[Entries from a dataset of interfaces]

+-------+

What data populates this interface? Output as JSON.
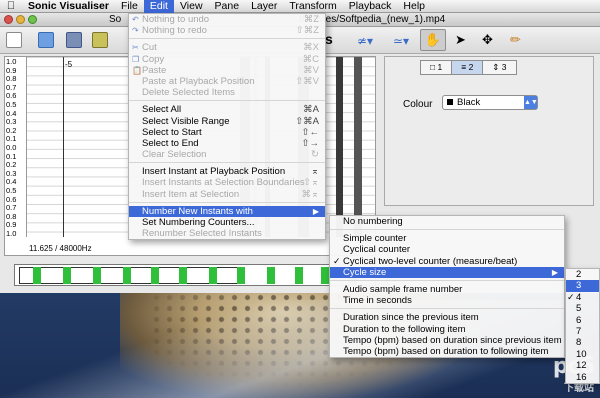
{
  "menubar": {
    "apple": "",
    "app": "Sonic Visualiser",
    "items": [
      "File",
      "Edit",
      "View",
      "Pane",
      "Layer",
      "Transform",
      "Playback",
      "Help"
    ],
    "active": "Edit"
  },
  "window": {
    "title_left": "So",
    "title_right": "t/Movies/Softpedia_(new_1).mp4"
  },
  "toolbar": {
    "s_label": "s"
  },
  "pane": {
    "scale_ticks": [
      "1.0",
      "0.9",
      "0.8",
      "0.7",
      "0.6",
      "0.5",
      "0.4",
      "0.3",
      "0.2",
      "0.1",
      "0.0",
      "0.1",
      "0.2",
      "0.3",
      "0.4",
      "0.5",
      "0.6",
      "0.7",
      "0.8",
      "0.9",
      "1.0"
    ],
    "instant_label": "-5",
    "info": "11.625 / 48000Hz"
  },
  "properties": {
    "tabs": [
      "1",
      "2",
      "3"
    ],
    "colour_label": "Colour",
    "colour_value": "Black"
  },
  "edit_menu": {
    "items": [
      {
        "label": "Nothing to undo",
        "sc": "⌘Z",
        "disabled": true,
        "icon": "undo"
      },
      {
        "label": "Nothing to redo",
        "sc": "⇧⌘Z",
        "disabled": true,
        "icon": "redo"
      },
      {
        "sep": true
      },
      {
        "label": "Cut",
        "sc": "⌘X",
        "disabled": true,
        "icon": "cut"
      },
      {
        "label": "Copy",
        "sc": "⌘C",
        "disabled": true,
        "icon": "copy"
      },
      {
        "label": "Paste",
        "sc": "⌘V",
        "disabled": true,
        "icon": "paste"
      },
      {
        "label": "Paste at Playback Position",
        "sc": "⇧⌘V",
        "disabled": true
      },
      {
        "label": "Delete Selected Items",
        "sc": "",
        "disabled": true
      },
      {
        "sep": true
      },
      {
        "label": "Select All",
        "sc": "⌘A",
        "disabled": false
      },
      {
        "label": "Select Visible Range",
        "sc": "⇧⌘A",
        "disabled": false
      },
      {
        "label": "Select to Start",
        "sc": "⇧←",
        "disabled": false
      },
      {
        "label": "Select to End",
        "sc": "⇧→",
        "disabled": false
      },
      {
        "label": "Clear Selection",
        "sc": "↻",
        "disabled": true
      },
      {
        "sep": true
      },
      {
        "label": "Insert Instant at Playback Position",
        "sc": "⌅",
        "disabled": false
      },
      {
        "label": "Insert Instants at Selection Boundaries",
        "sc": "⇧⌅",
        "disabled": true
      },
      {
        "label": "Insert Item at Selection",
        "sc": "⌘⌅",
        "disabled": true
      },
      {
        "sep": true
      },
      {
        "label": "Number New Instants with",
        "sc": "",
        "disabled": false,
        "highlighted": true,
        "submenu": true
      },
      {
        "label": "Set Numbering Counters...",
        "sc": "",
        "disabled": false
      },
      {
        "label": "Renumber Selected Instants",
        "sc": "",
        "disabled": true
      }
    ]
  },
  "numbering_menu": {
    "items": [
      {
        "label": "No numbering"
      },
      {
        "sep": true
      },
      {
        "label": "Simple counter"
      },
      {
        "label": "Cyclical counter"
      },
      {
        "label": "Cyclical two-level counter (measure/beat)",
        "checked": true
      },
      {
        "label": "Cycle size",
        "highlighted": true,
        "submenu": true
      },
      {
        "sep": true
      },
      {
        "label": "Audio sample frame number"
      },
      {
        "label": "Time in seconds"
      },
      {
        "sep": true
      },
      {
        "label": "Duration since the previous item"
      },
      {
        "label": "Duration to the following item"
      },
      {
        "label": "Tempo (bpm) based on duration since previous item"
      },
      {
        "label": "Tempo (bpm) based on duration to following item"
      }
    ]
  },
  "cycle_menu": {
    "items": [
      "2",
      "3",
      "4",
      "5",
      "6",
      "7",
      "8",
      "10",
      "12",
      "16"
    ],
    "highlighted": "3",
    "checked": "4"
  },
  "watermark": {
    "main": "pc6",
    "sub": "下载站"
  },
  "colors": {
    "accent": "#3d68d8",
    "wave": "#2fbf3b"
  }
}
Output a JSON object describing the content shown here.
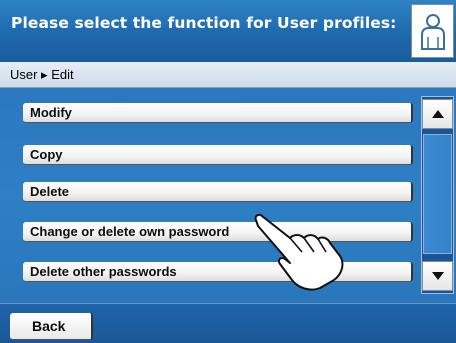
{
  "header": {
    "title": "Please select the function for User profiles:",
    "user_icon": "user-profile-icon"
  },
  "breadcrumb": {
    "text": "User ▸ Edit"
  },
  "menu": {
    "items": [
      {
        "label": "Modify"
      },
      {
        "label": "Copy"
      },
      {
        "label": "Delete"
      },
      {
        "label": "Change or delete own password"
      },
      {
        "label": "Delete other passwords"
      }
    ]
  },
  "scrollbar": {
    "up_icon": "arrow-up-icon",
    "down_icon": "arrow-down-icon"
  },
  "footer": {
    "back_label": "Back"
  },
  "overlay": {
    "hand_icon": "pointing-hand-icon"
  },
  "colors": {
    "header_blue": "#1f69ad",
    "list_blue": "#2e7fc5",
    "footer_blue": "#1b5797",
    "breadcrumb_bg": "#dce6f0"
  }
}
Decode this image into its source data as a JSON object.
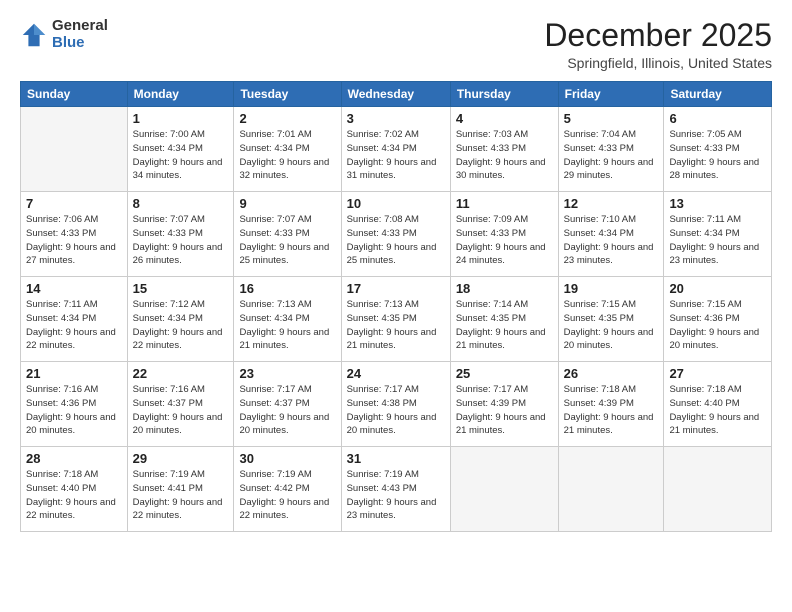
{
  "logo": {
    "general": "General",
    "blue": "Blue"
  },
  "title": "December 2025",
  "subtitle": "Springfield, Illinois, United States",
  "days_header": [
    "Sunday",
    "Monday",
    "Tuesday",
    "Wednesday",
    "Thursday",
    "Friday",
    "Saturday"
  ],
  "weeks": [
    [
      {
        "num": "",
        "empty": true
      },
      {
        "num": "1",
        "rise": "7:00 AM",
        "set": "4:34 PM",
        "daylight": "9 hours and 34 minutes."
      },
      {
        "num": "2",
        "rise": "7:01 AM",
        "set": "4:34 PM",
        "daylight": "9 hours and 32 minutes."
      },
      {
        "num": "3",
        "rise": "7:02 AM",
        "set": "4:34 PM",
        "daylight": "9 hours and 31 minutes."
      },
      {
        "num": "4",
        "rise": "7:03 AM",
        "set": "4:33 PM",
        "daylight": "9 hours and 30 minutes."
      },
      {
        "num": "5",
        "rise": "7:04 AM",
        "set": "4:33 PM",
        "daylight": "9 hours and 29 minutes."
      },
      {
        "num": "6",
        "rise": "7:05 AM",
        "set": "4:33 PM",
        "daylight": "9 hours and 28 minutes."
      }
    ],
    [
      {
        "num": "7",
        "rise": "7:06 AM",
        "set": "4:33 PM",
        "daylight": "9 hours and 27 minutes."
      },
      {
        "num": "8",
        "rise": "7:07 AM",
        "set": "4:33 PM",
        "daylight": "9 hours and 26 minutes."
      },
      {
        "num": "9",
        "rise": "7:07 AM",
        "set": "4:33 PM",
        "daylight": "9 hours and 25 minutes."
      },
      {
        "num": "10",
        "rise": "7:08 AM",
        "set": "4:33 PM",
        "daylight": "9 hours and 25 minutes."
      },
      {
        "num": "11",
        "rise": "7:09 AM",
        "set": "4:33 PM",
        "daylight": "9 hours and 24 minutes."
      },
      {
        "num": "12",
        "rise": "7:10 AM",
        "set": "4:34 PM",
        "daylight": "9 hours and 23 minutes."
      },
      {
        "num": "13",
        "rise": "7:11 AM",
        "set": "4:34 PM",
        "daylight": "9 hours and 23 minutes."
      }
    ],
    [
      {
        "num": "14",
        "rise": "7:11 AM",
        "set": "4:34 PM",
        "daylight": "9 hours and 22 minutes."
      },
      {
        "num": "15",
        "rise": "7:12 AM",
        "set": "4:34 PM",
        "daylight": "9 hours and 22 minutes."
      },
      {
        "num": "16",
        "rise": "7:13 AM",
        "set": "4:34 PM",
        "daylight": "9 hours and 21 minutes."
      },
      {
        "num": "17",
        "rise": "7:13 AM",
        "set": "4:35 PM",
        "daylight": "9 hours and 21 minutes."
      },
      {
        "num": "18",
        "rise": "7:14 AM",
        "set": "4:35 PM",
        "daylight": "9 hours and 21 minutes."
      },
      {
        "num": "19",
        "rise": "7:15 AM",
        "set": "4:35 PM",
        "daylight": "9 hours and 20 minutes."
      },
      {
        "num": "20",
        "rise": "7:15 AM",
        "set": "4:36 PM",
        "daylight": "9 hours and 20 minutes."
      }
    ],
    [
      {
        "num": "21",
        "rise": "7:16 AM",
        "set": "4:36 PM",
        "daylight": "9 hours and 20 minutes."
      },
      {
        "num": "22",
        "rise": "7:16 AM",
        "set": "4:37 PM",
        "daylight": "9 hours and 20 minutes."
      },
      {
        "num": "23",
        "rise": "7:17 AM",
        "set": "4:37 PM",
        "daylight": "9 hours and 20 minutes."
      },
      {
        "num": "24",
        "rise": "7:17 AM",
        "set": "4:38 PM",
        "daylight": "9 hours and 20 minutes."
      },
      {
        "num": "25",
        "rise": "7:17 AM",
        "set": "4:39 PM",
        "daylight": "9 hours and 21 minutes."
      },
      {
        "num": "26",
        "rise": "7:18 AM",
        "set": "4:39 PM",
        "daylight": "9 hours and 21 minutes."
      },
      {
        "num": "27",
        "rise": "7:18 AM",
        "set": "4:40 PM",
        "daylight": "9 hours and 21 minutes."
      }
    ],
    [
      {
        "num": "28",
        "rise": "7:18 AM",
        "set": "4:40 PM",
        "daylight": "9 hours and 22 minutes."
      },
      {
        "num": "29",
        "rise": "7:19 AM",
        "set": "4:41 PM",
        "daylight": "9 hours and 22 minutes."
      },
      {
        "num": "30",
        "rise": "7:19 AM",
        "set": "4:42 PM",
        "daylight": "9 hours and 22 minutes."
      },
      {
        "num": "31",
        "rise": "7:19 AM",
        "set": "4:43 PM",
        "daylight": "9 hours and 23 minutes."
      },
      {
        "num": "",
        "empty": true
      },
      {
        "num": "",
        "empty": true
      },
      {
        "num": "",
        "empty": true
      }
    ]
  ]
}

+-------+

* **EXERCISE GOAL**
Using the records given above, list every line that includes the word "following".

* **SOLUTION TO THIS PROBLEM**
        "label": "Duration to the following item"
        "label": "Tempo (bpm) based on duration to following item"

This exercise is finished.